TASK STATEMENT: Without changing anything, reproduce every record below.

PROVIDED MATERIAL:
────────

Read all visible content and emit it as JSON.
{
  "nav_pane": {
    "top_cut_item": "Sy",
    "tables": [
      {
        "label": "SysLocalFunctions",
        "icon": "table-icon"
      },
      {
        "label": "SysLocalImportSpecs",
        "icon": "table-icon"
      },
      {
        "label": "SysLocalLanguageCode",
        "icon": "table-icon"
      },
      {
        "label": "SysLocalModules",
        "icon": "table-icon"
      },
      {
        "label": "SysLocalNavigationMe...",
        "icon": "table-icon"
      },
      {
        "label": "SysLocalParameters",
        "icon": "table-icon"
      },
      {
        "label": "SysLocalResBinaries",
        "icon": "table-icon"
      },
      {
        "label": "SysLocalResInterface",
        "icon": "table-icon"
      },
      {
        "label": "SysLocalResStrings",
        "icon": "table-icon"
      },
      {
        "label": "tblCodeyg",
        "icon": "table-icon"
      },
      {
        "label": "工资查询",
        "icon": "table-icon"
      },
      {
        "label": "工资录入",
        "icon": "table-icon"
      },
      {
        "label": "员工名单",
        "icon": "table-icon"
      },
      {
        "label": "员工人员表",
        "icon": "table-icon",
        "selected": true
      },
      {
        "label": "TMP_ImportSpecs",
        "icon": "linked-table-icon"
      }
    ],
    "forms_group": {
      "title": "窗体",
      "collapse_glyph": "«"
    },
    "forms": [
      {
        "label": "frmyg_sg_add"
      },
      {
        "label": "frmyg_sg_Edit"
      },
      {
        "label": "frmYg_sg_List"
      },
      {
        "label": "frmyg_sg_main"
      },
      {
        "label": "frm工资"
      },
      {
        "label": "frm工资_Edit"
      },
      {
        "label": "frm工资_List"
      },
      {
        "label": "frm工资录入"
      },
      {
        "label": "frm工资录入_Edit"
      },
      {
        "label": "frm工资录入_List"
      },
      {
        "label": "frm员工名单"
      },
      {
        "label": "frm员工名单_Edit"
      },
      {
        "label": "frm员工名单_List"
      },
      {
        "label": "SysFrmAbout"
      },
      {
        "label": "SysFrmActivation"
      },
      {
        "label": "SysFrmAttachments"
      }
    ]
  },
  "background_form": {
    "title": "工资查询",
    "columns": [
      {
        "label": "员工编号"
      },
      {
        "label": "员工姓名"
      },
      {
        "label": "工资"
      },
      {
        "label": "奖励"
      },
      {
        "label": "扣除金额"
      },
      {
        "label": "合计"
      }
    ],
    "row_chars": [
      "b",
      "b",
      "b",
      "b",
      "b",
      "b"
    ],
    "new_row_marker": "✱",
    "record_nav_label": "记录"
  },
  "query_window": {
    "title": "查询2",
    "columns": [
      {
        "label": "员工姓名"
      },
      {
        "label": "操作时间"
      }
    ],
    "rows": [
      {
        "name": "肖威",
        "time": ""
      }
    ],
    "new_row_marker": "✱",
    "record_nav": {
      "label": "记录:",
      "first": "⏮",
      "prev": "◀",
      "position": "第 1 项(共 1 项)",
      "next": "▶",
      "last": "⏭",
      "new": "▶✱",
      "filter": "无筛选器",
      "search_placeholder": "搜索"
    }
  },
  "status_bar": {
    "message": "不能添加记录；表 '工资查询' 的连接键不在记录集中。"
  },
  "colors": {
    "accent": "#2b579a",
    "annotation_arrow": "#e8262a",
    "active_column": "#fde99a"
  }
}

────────

OUTPUT:
Read all visible content and emit it as JSON.
{
  "nav_pane": {
    "top_cut_item": "Sy",
    "tables": [
      {
        "label": "SysLocalFunctions",
        "icon": "table-icon"
      },
      {
        "label": "SysLocalImportSpecs",
        "icon": "table-icon"
      },
      {
        "label": "SysLocalLanguageCode",
        "icon": "table-icon"
      },
      {
        "label": "SysLocalModules",
        "icon": "table-icon"
      },
      {
        "label": "SysLocalNavigationMe...",
        "icon": "table-icon"
      },
      {
        "label": "SysLocalParameters",
        "icon": "table-icon"
      },
      {
        "label": "SysLocalResBinaries",
        "icon": "table-icon"
      },
      {
        "label": "SysLocalResInterface",
        "icon": "table-icon"
      },
      {
        "label": "SysLocalResStrings",
        "icon": "table-icon"
      },
      {
        "label": "tblCodeyg",
        "icon": "table-icon"
      },
      {
        "label": "工资查询",
        "icon": "table-icon"
      },
      {
        "label": "工资录入",
        "icon": "table-icon"
      },
      {
        "label": "员工名单",
        "icon": "table-icon"
      },
      {
        "label": "员工人员表",
        "icon": "table-icon",
        "selected": true
      },
      {
        "label": "TMP_ImportSpecs",
        "icon": "linked-table-icon"
      }
    ],
    "forms_group": {
      "title": "窗体",
      "collapse_glyph": "«"
    },
    "forms": [
      {
        "label": "frmyg_sg_add"
      },
      {
        "label": "frmyg_sg_Edit"
      },
      {
        "label": "frmYg_sg_List"
      },
      {
        "label": "frmyg_sg_main"
      },
      {
        "label": "frm工资"
      },
      {
        "label": "frm工资_Edit"
      },
      {
        "label": "frm工资_List"
      },
      {
        "label": "frm工资录入"
      },
      {
        "label": "frm工资录入_Edit"
      },
      {
        "label": "frm工资录入_List"
      },
      {
        "label": "frm员工名单"
      },
      {
        "label": "frm员工名单_Edit"
      },
      {
        "label": "frm员工名单_List"
      },
      {
        "label": "SysFrmAbout"
      },
      {
        "label": "SysFrmActivation"
      },
      {
        "label": "SysFrmAttachments"
      }
    ]
  },
  "background_form": {
    "title": "工资查询",
    "columns": [
      {
        "label": "员工编号"
      },
      {
        "label": "员工姓名"
      },
      {
        "label": "工资"
      },
      {
        "label": "奖励"
      },
      {
        "label": "扣除金额"
      },
      {
        "label": "合计"
      }
    ],
    "row_chars": [
      "b",
      "b",
      "b",
      "b",
      "b",
      "b"
    ],
    "new_row_marker": "✱",
    "record_nav_label": "记录"
  },
  "query_window": {
    "title": "查询2",
    "columns": [
      {
        "label": "员工姓名"
      },
      {
        "label": "操作时间"
      }
    ],
    "rows": [
      {
        "name": "肖威",
        "time": ""
      }
    ],
    "new_row_marker": "✱",
    "record_nav": {
      "label": "记录:",
      "first": "⏮",
      "prev": "◀",
      "position": "第 1 项(共 1 项)",
      "next": "▶",
      "last": "⏭",
      "new": "▶✱",
      "filter": "无筛选器",
      "search_placeholder": "搜索"
    }
  },
  "status_bar": {
    "message": "不能添加记录；表 '工资查询' 的连接键不在记录集中。"
  },
  "colors": {
    "accent": "#2b579a",
    "annotation_arrow": "#e8262a",
    "active_column": "#fde99a"
  }
}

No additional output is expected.